Q-State Biosciences Inc., 179 Sidney Street, Cambridge, MA 02139, USA.
4
Department of Biomedical Engineering, The Johns Hopkins University, 720 Rutland Ave., Baltimore, MD 21205, USA.
5
Health and Environmental Sciences Institute, Washington, D.C. 20009, USA. Electronic address: jpierson@hesiglobal.org.
6
AbbVie, 1 North Waukegan Road, Department ZR-13, Building AP-9A, North Chicago, IL 60064-6119, USA.

Abstract

INTRODUCTION:

Voltage-sensitive optical (VSO) sensors offer a minimally invasive method to study the time course of repolarization of the cardiac action potential (AP). This Comprehensive in vitro Proarrhythmia Assay (CiPA) cross-platform study investigates protocol design and measurement variability of VSO sensors for preclinical cardiac electrophysiology assays.

METHODS:

Three commercial and one academic laboratory completed a limited study of the effects of 8 blinded compounds on the electrophysiology of 2 commercial lines of human induced pluripotent stem-cell derived cardiomyocytes (hSC-CMs). Acquisition technologies included CMOS camera and photometry; fluorescent voltage sensors included di-4-ANEPPS, FluoVolt and genetically encoded QuasAr2. The experimental protocol was standardized with respect to cell lines, plating and maintenance media, blinded compounds, and action potential parameters measured. Serum-free media was used to study the action of drugs, but the exact composition and the protocols for cell preparation and drug additions varied among sites.

RESULTS:

Baseline AP waveforms differed across platforms and between cell types. Despite these differences, the relative responses to four selective ion channel blockers (E-4031, nifedipine, mexiletine, and JNJ 303 blocking IKr, ICaL, INa, and IKs, respectively) were similar across all platforms and cell lines although the absolute changes differed. Similarly, four mixed ion channel blockers (flecainide, moxifloxacin, quinidine, and ranolazine) had comparable effects in all platforms. Differences in repolarisation time course and response to drugs could be attributed to cell type and experimental method differences such as composition of the assay media, stimulated versus spontaneous activity, and single versus cumulative compound addition.

DISCUSSION:

In conclusion, VSOs represent a powerful and appropriate method to assess the electrophysiological effects of drugs on iPSC-CMs for the evaluation of proarrhythmic risk.
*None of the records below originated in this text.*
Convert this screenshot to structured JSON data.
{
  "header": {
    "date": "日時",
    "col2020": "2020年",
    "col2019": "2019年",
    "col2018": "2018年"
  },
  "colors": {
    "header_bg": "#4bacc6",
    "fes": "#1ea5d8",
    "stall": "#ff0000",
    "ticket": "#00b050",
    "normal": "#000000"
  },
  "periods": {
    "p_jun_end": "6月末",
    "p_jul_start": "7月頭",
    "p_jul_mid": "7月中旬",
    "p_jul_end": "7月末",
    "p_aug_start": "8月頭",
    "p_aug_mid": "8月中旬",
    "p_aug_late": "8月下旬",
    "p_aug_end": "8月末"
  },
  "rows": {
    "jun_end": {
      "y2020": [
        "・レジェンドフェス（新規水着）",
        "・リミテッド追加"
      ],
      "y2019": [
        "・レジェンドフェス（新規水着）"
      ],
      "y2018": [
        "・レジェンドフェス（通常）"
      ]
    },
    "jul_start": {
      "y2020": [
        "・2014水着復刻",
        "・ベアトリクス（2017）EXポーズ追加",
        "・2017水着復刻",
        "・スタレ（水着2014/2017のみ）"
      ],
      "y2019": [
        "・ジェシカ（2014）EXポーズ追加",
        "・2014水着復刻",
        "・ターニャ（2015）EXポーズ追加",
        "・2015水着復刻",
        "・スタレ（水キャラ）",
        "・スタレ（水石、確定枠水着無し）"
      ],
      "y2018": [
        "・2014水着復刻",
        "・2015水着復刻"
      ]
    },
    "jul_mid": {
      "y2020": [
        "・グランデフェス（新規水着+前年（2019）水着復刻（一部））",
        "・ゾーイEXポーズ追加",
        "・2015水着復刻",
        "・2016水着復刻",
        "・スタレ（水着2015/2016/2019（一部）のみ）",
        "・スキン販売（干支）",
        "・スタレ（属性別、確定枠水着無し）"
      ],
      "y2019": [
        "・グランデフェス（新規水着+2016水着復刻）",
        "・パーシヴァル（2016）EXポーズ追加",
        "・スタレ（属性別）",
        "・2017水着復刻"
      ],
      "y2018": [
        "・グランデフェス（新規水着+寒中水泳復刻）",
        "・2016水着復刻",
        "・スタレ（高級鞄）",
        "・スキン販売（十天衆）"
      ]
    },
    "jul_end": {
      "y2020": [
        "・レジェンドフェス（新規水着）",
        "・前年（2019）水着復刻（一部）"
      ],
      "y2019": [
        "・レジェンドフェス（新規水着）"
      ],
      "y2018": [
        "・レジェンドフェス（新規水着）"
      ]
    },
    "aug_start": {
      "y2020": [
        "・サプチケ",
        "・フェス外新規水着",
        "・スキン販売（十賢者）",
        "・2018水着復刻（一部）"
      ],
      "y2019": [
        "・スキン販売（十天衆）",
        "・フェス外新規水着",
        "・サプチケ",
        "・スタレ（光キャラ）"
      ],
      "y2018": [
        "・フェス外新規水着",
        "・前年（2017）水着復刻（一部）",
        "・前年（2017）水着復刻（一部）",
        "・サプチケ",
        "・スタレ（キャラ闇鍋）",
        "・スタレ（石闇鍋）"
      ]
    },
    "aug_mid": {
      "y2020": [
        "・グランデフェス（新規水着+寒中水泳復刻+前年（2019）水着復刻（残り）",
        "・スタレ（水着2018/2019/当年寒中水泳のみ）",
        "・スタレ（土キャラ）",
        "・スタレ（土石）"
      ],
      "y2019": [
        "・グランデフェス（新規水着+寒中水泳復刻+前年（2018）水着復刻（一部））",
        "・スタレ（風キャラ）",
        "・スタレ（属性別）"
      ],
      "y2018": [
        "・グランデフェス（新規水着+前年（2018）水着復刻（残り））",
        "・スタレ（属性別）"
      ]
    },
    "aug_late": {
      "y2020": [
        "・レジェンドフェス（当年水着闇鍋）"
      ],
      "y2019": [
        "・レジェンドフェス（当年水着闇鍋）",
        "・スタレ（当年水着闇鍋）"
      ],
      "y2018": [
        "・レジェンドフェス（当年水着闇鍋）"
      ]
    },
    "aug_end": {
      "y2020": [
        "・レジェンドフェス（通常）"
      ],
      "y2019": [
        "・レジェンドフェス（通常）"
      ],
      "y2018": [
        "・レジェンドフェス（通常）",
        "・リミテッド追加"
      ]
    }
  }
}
Protocol considerations and recommendations are provided toward standardizing conditions to reduce variability of baseline AP waveform characteristics and drug responses.

KEYWORDS:

Action potential; Cardiac electrophysiology; Comprehensive in vitro proarrhythmia assay (CiPA); ICH S7B; Methods; Safety pharmacology; Stem cell-derived cardiomyocyte; Torsades de pointes (TdP) arrhythmia; Voltage-sensitive optical sensors; hERG

Supplemental Content

Full text links

Icon for Elsevier Science
Loading ...
Support Center